DSLR accessories

DSLR teleconverter

Written by Digicamhelp Editor

A teleconverter increases the focal length of an interchangeable lens, but it also reduces the effective aperture size, magnifies aberration created by the main lens and may interfere with autofocus.

TeleconverterMany photography teachers talk about “zooming with your feet” by walking closer to and further from your subject instead of purchasing large and expensive zoom lenses. Sometimes, however, this is simply not possible and a longer focal length is needed to capture a particular scene. A teleconverter can help in these situations by increasing the effective focal length of a lens.

A teleconverter lens is mounted directly on the camera, and the lens is mounted on the teleconverter. They usually come with multiplication factors of 1,4x, 1,7x, or 2x and increase the focal length by this factor.

Teleconverter quirks

But teleconverters also reduce the effective aperture by the same ratio, so an f4 lens will become an effective f8 lens with a 2x teleconverter (two stops). Teleconverters also magnify any aberration created by the main lens.

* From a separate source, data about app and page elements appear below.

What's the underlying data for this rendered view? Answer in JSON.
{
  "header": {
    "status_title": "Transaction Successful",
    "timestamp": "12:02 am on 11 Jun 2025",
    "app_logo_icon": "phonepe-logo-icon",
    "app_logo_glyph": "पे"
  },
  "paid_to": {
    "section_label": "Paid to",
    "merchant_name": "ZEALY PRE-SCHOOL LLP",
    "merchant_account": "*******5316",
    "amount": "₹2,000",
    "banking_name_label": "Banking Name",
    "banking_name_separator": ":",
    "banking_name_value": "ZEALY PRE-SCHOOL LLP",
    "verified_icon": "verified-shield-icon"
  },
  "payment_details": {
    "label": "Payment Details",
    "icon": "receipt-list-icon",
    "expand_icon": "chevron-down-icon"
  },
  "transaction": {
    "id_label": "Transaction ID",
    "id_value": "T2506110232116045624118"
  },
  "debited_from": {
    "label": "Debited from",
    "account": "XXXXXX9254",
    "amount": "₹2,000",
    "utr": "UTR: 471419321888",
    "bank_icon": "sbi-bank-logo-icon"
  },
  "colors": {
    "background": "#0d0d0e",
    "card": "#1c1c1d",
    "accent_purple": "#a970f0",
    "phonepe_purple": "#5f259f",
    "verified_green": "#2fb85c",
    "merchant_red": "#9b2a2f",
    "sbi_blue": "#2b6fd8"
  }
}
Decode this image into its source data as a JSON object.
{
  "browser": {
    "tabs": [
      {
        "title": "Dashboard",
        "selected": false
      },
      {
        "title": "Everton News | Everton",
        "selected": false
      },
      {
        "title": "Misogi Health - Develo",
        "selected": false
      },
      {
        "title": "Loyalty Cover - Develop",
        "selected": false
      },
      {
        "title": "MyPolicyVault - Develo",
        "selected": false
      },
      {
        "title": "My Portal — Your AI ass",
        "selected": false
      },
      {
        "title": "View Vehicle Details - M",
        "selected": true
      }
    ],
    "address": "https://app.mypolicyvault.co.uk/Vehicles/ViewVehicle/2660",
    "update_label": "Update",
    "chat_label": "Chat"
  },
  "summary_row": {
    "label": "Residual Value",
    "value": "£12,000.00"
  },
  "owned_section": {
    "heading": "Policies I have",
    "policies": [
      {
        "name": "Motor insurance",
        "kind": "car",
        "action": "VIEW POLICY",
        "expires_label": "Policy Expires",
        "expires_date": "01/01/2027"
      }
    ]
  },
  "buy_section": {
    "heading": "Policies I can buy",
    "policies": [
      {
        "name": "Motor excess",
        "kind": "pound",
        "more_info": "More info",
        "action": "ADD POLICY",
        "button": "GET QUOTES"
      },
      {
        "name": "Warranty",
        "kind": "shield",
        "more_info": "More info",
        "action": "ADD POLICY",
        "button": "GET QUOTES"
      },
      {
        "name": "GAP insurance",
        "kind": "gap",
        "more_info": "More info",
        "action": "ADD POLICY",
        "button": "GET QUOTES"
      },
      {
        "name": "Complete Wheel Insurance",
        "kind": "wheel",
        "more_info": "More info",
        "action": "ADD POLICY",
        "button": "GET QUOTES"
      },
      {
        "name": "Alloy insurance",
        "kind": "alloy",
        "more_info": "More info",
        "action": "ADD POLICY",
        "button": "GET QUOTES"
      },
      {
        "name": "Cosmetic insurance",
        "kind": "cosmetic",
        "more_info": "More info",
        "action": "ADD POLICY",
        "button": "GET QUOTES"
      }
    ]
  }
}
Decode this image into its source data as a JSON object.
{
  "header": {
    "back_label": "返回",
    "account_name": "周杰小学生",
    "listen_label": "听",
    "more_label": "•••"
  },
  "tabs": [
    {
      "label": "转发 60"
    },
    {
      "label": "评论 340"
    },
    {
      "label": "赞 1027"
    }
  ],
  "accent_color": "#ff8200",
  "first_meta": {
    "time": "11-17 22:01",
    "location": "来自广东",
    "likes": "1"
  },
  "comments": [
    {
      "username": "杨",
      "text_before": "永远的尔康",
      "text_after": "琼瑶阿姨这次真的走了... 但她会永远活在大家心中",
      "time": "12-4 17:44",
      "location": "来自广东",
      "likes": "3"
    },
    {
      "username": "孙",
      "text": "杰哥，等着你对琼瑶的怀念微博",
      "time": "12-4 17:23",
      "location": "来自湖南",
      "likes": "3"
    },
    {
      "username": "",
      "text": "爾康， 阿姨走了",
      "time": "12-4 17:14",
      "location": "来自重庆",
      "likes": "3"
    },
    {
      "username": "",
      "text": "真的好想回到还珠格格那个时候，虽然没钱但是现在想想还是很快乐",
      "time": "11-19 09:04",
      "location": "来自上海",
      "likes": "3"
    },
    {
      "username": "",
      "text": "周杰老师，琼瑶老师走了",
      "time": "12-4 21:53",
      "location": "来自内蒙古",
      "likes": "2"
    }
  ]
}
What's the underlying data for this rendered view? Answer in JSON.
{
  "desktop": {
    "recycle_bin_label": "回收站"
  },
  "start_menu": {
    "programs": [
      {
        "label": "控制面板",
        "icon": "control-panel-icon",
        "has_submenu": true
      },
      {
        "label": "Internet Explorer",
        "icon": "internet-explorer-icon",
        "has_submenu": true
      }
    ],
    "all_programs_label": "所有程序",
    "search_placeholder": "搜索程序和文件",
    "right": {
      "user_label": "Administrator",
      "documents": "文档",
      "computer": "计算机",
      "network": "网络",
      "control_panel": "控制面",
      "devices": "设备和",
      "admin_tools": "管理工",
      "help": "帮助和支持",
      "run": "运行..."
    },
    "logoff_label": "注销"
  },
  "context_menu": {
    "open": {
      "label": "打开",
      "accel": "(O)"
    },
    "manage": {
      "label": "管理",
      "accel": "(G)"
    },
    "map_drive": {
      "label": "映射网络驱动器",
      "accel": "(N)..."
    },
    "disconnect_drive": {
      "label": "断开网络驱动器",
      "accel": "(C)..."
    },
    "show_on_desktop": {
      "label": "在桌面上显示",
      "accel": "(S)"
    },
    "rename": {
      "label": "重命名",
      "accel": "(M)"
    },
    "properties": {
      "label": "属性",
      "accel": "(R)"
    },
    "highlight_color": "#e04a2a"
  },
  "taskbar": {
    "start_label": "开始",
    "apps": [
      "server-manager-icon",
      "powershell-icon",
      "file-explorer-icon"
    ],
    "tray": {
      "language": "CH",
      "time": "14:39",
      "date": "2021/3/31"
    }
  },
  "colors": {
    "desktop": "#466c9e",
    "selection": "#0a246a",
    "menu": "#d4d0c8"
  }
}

However, sometimes using a teleconverter is the only way to capture a specific scene adequately.

Teleconverters and lenses

Current teleconverters can communicate seamlessly with the lens and camera, particularly when they are made by the same manufacturer.  Older models sometimes prevent auto exposure and auto-focus, and not all teleconverters work well with all lenses and can even slow down auto focus speed.

Teleconverter lenses are most useful on fast lenses, or when taking photos in bright light. They generally work better on fixed focal length lenses than zoom lenses.